§ PROBLEM STATEMENT:
Filter these entries down to lines holding "html".

§ RECORDED DATA:

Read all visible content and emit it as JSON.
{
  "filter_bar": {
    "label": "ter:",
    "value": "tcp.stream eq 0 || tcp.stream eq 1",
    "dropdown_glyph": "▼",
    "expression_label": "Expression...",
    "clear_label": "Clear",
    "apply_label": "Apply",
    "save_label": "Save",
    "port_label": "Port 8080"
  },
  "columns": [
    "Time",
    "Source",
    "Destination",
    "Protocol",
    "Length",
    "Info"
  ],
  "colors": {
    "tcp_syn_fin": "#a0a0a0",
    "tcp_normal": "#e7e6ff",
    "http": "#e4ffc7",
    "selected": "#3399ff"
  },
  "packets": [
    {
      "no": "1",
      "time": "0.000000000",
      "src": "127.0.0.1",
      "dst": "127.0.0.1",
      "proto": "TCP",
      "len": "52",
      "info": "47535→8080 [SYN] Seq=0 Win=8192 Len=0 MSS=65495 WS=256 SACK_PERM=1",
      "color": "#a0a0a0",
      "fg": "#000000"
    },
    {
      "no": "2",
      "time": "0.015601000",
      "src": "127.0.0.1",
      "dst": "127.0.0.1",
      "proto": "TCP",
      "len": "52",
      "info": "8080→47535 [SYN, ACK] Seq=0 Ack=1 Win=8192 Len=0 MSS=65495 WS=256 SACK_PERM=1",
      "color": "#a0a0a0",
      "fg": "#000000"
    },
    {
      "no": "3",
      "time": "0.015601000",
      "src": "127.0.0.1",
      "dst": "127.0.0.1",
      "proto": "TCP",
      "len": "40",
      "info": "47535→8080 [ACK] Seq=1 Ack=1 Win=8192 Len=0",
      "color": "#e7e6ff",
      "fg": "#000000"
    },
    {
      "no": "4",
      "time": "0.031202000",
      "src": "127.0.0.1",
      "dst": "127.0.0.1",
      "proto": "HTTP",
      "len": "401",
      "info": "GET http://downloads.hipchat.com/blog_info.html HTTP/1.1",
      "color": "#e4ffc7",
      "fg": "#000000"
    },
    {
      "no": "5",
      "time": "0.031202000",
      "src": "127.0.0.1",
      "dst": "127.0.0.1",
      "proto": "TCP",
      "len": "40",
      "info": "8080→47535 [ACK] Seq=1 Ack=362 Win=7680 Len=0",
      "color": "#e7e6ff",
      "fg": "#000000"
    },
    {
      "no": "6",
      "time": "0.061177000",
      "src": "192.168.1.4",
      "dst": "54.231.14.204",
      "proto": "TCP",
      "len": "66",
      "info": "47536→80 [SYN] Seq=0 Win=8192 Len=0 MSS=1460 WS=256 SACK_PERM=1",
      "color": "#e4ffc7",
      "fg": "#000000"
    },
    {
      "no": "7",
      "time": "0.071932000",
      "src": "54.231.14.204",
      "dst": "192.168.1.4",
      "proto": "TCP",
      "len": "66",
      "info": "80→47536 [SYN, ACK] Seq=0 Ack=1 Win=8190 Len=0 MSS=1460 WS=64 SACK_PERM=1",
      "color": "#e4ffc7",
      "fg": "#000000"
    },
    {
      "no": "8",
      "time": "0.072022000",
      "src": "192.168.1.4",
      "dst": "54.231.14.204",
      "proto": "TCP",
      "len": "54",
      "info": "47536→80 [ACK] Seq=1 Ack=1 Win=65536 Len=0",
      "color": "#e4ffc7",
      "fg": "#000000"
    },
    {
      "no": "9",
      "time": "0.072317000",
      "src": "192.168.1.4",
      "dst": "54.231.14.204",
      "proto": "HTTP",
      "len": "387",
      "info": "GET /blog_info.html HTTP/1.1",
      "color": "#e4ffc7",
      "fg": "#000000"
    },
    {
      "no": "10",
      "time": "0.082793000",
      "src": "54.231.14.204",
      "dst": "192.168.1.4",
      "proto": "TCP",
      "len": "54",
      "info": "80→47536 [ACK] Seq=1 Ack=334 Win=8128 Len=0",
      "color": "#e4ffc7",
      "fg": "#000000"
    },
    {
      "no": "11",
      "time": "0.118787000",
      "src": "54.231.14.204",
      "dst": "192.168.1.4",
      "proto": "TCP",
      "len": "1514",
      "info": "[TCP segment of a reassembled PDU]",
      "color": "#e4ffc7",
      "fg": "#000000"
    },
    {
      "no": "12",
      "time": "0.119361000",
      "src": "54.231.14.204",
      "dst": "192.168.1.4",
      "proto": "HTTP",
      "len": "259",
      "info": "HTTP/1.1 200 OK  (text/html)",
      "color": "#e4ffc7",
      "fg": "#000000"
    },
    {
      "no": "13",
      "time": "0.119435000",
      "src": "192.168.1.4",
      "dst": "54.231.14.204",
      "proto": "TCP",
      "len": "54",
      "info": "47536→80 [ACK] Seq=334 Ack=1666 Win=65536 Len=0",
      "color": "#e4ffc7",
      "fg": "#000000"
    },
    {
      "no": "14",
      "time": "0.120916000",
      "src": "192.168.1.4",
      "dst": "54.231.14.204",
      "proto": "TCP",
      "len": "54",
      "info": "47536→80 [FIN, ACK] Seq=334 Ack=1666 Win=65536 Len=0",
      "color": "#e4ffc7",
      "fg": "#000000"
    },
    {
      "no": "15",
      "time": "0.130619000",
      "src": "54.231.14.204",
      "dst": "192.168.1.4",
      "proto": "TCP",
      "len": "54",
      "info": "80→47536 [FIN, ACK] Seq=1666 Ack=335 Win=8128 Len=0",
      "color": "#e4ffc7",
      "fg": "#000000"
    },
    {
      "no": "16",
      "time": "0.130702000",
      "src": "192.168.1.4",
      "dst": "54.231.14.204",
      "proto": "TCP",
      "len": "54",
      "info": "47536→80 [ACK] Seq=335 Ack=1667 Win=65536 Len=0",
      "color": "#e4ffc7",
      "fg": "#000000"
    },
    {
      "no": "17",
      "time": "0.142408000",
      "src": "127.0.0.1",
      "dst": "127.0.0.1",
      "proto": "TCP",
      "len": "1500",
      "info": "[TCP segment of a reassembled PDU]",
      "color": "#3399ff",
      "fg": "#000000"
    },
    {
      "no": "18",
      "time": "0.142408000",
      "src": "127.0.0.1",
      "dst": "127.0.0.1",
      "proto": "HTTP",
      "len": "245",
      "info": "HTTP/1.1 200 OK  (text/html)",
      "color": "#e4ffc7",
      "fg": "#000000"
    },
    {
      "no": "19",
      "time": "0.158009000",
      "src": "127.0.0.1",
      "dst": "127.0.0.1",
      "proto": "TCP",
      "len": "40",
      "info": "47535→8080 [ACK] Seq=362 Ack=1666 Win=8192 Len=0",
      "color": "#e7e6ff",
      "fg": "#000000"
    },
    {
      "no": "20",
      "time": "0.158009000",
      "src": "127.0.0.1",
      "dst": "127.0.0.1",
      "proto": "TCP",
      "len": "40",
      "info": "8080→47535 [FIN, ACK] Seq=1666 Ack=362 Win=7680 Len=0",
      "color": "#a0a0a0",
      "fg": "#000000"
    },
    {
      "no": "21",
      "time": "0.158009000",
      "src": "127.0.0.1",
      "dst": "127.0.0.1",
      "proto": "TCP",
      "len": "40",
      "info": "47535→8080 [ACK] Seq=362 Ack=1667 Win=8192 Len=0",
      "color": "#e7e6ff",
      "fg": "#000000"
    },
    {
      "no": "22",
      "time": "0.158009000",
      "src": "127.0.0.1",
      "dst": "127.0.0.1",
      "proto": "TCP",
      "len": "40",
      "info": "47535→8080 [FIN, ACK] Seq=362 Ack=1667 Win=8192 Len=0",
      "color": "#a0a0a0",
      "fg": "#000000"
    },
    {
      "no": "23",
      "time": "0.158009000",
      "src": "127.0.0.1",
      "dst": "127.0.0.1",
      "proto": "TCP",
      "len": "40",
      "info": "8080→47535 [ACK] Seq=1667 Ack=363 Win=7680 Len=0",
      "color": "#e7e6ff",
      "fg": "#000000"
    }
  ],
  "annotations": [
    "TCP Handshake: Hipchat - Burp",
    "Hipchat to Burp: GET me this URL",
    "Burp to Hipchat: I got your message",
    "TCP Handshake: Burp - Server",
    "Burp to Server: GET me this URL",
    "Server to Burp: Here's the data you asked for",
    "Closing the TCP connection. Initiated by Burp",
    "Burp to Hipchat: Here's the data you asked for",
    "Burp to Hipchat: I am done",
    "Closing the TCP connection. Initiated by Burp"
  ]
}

§ YOUR SOLUTION:
      "info": "GET http://downloads.hipchat.com/blog_info.html HTTP/1.1",
      "info": "GET /blog_info.html HTTP/1.1",
      "info": "HTTP/1.1 200 OK  (text/html)",
      "info": "HTTP/1.1 200 OK  (text/html)",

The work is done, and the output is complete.